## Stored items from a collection
::::::
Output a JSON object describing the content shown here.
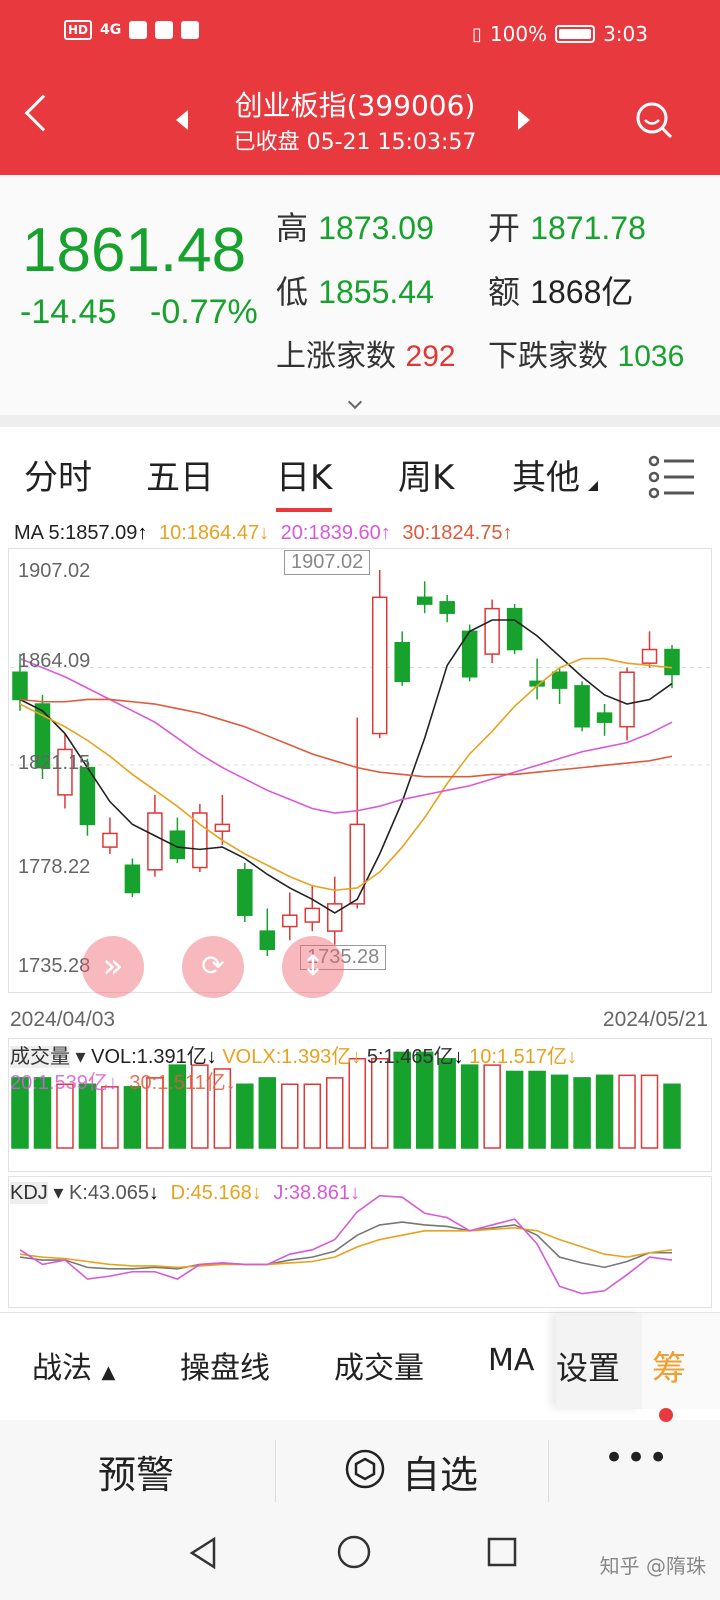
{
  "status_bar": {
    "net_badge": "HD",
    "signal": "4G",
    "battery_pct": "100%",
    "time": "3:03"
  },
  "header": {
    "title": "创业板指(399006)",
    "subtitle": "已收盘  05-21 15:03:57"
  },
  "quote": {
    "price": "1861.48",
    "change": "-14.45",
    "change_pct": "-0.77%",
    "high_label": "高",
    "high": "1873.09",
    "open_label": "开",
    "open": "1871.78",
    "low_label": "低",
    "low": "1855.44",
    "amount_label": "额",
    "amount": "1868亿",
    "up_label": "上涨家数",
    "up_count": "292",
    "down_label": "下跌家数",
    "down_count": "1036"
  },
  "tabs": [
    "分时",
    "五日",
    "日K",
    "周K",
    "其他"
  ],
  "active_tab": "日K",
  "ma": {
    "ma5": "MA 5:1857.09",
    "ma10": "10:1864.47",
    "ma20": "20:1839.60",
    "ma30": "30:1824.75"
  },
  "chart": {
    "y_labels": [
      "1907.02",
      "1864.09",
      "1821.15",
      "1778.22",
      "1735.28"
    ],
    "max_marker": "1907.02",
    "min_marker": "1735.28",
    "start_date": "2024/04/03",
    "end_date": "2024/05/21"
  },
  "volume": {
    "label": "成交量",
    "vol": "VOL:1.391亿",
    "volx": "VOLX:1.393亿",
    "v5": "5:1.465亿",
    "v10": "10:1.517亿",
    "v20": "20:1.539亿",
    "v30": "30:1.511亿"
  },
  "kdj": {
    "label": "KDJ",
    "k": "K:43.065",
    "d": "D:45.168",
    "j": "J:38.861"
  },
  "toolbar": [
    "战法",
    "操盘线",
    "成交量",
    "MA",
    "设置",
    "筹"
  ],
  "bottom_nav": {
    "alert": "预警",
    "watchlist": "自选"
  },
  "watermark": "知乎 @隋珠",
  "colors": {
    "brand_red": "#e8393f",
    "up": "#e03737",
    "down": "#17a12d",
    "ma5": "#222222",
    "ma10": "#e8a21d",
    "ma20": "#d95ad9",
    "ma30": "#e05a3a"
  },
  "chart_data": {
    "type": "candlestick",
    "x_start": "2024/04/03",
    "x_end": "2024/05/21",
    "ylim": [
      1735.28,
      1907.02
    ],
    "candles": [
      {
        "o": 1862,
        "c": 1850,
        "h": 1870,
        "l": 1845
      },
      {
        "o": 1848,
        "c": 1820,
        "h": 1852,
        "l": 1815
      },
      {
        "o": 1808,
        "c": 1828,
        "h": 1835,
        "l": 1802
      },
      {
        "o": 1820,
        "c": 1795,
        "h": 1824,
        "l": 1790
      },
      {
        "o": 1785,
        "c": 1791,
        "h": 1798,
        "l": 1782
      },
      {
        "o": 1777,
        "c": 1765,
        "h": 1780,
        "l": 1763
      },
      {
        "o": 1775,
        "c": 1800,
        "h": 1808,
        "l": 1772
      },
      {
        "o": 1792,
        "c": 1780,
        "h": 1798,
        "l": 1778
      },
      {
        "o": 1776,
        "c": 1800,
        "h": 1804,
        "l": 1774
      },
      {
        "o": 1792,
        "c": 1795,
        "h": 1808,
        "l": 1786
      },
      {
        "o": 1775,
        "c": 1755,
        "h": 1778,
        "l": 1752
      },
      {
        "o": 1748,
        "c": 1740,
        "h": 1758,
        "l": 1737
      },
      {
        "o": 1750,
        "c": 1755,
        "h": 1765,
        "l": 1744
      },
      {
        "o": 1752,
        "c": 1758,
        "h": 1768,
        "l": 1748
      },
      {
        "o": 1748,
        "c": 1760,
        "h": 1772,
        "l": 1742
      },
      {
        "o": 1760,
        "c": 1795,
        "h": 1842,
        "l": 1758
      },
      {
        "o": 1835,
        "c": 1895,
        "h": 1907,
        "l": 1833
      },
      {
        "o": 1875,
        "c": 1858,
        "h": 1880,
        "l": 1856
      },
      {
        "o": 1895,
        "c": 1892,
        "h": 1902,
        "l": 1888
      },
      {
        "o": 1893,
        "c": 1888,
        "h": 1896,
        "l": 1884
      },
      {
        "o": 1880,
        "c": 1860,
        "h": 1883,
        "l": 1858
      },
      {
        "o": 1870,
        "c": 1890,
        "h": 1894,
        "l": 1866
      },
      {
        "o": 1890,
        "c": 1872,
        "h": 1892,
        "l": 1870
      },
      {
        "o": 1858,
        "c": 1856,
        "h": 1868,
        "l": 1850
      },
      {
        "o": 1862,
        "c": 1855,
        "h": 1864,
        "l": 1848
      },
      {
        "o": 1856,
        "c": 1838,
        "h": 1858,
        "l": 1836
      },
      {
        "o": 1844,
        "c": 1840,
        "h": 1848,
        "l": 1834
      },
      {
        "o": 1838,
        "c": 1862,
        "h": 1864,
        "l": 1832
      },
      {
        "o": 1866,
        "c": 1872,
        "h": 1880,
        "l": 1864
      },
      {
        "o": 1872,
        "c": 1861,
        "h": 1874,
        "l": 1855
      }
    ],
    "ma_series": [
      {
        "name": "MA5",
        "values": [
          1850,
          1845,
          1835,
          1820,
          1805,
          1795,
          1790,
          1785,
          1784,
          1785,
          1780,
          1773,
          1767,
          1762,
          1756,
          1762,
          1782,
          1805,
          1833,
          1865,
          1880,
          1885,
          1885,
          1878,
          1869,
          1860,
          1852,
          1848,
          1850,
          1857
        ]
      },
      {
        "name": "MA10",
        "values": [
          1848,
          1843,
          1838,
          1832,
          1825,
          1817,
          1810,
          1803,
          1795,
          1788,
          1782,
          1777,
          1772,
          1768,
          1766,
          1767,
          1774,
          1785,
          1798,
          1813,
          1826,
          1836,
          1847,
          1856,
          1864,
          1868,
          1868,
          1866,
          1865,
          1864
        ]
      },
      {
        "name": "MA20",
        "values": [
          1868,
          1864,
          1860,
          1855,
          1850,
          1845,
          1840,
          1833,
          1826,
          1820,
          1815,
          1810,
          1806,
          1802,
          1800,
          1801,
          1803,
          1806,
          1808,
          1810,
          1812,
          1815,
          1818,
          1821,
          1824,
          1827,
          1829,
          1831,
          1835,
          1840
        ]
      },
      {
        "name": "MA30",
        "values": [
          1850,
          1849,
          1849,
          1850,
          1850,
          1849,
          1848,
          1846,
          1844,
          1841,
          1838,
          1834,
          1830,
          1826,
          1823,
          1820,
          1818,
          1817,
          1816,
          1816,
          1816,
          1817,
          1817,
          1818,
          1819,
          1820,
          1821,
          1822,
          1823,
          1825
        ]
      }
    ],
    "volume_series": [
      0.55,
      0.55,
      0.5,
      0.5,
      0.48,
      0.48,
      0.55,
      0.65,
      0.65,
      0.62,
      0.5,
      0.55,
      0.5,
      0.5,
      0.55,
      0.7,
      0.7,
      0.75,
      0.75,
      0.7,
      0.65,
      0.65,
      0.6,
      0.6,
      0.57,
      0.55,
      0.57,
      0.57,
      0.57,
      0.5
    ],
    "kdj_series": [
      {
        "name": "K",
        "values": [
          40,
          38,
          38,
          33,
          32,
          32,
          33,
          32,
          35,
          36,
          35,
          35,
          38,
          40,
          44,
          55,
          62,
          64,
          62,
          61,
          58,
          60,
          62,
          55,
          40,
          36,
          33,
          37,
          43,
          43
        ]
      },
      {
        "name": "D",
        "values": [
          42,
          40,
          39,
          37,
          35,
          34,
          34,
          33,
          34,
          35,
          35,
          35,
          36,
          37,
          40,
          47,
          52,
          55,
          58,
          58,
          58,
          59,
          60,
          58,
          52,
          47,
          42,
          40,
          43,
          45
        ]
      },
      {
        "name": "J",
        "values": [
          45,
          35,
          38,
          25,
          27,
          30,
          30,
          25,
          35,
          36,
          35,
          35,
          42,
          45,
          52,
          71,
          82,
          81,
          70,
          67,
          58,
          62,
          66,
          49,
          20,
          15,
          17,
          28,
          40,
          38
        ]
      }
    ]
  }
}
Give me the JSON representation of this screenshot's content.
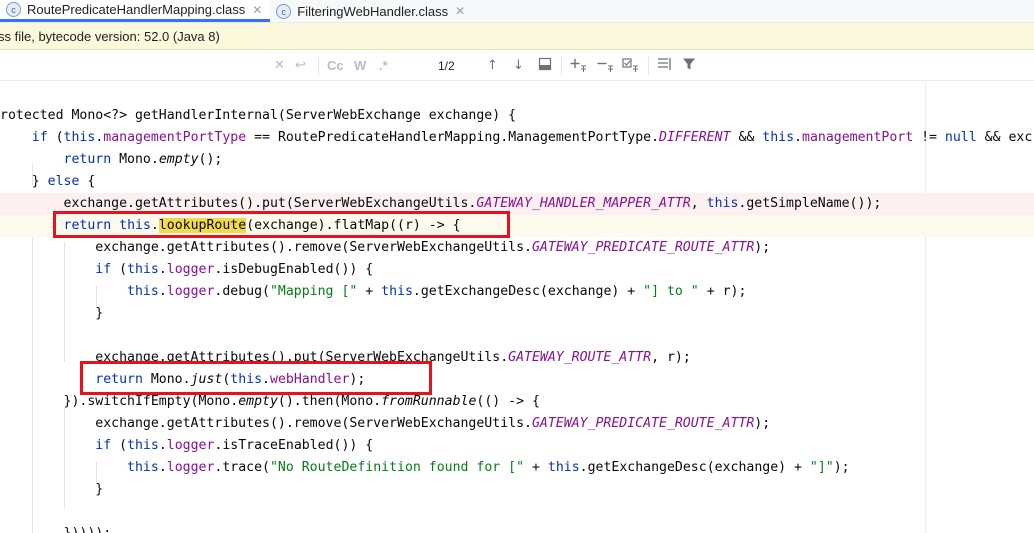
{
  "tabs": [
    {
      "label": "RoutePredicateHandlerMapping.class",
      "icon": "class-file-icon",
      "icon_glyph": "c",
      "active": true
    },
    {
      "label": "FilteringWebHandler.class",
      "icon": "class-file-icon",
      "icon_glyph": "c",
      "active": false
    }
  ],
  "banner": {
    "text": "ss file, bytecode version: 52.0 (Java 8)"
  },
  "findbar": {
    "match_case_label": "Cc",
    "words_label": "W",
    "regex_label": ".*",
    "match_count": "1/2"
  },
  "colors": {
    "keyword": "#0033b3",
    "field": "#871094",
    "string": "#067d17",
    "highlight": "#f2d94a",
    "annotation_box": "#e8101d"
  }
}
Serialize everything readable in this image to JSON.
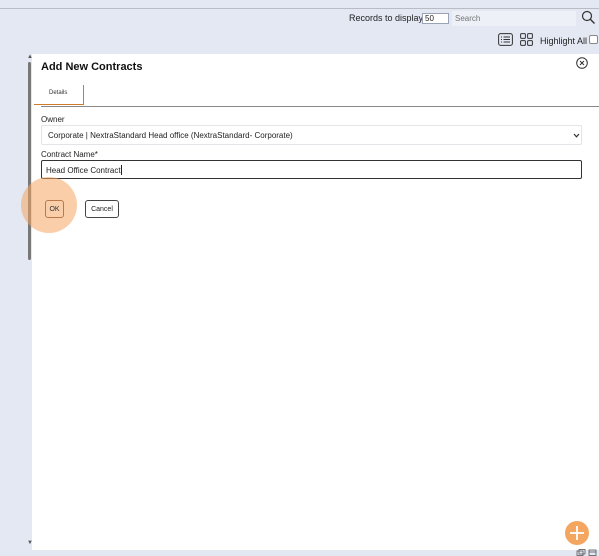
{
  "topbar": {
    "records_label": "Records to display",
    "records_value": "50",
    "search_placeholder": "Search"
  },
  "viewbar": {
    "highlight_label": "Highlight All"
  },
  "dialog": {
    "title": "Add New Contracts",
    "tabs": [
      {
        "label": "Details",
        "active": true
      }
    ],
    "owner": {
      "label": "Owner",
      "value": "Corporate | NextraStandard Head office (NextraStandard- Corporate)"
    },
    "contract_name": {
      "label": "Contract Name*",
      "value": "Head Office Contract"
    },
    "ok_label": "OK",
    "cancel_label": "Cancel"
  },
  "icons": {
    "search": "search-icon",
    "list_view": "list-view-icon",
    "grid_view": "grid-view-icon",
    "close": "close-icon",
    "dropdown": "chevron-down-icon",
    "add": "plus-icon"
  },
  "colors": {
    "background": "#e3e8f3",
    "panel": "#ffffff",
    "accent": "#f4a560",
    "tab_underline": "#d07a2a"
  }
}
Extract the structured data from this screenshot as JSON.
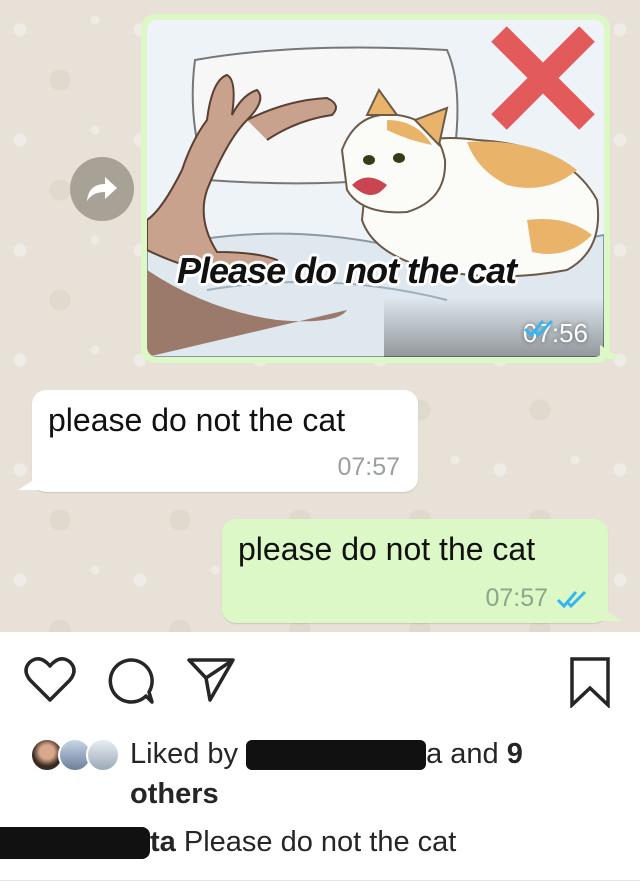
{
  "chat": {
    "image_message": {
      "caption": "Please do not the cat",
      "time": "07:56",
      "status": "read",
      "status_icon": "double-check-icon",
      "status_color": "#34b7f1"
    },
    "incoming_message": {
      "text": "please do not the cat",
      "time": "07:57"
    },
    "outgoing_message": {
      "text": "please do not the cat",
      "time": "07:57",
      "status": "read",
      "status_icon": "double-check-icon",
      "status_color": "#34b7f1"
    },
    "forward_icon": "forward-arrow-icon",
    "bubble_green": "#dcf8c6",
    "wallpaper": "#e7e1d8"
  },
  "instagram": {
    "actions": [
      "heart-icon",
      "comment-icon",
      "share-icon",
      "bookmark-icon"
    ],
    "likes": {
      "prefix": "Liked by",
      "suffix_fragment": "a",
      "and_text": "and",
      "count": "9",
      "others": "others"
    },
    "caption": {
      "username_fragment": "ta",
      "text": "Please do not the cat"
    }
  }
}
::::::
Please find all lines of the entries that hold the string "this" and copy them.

Give me the JSON representation of this screenshot's content.
Serialize everything readable in this image to JSON.
Extract the structured data from this screenshot as JSON.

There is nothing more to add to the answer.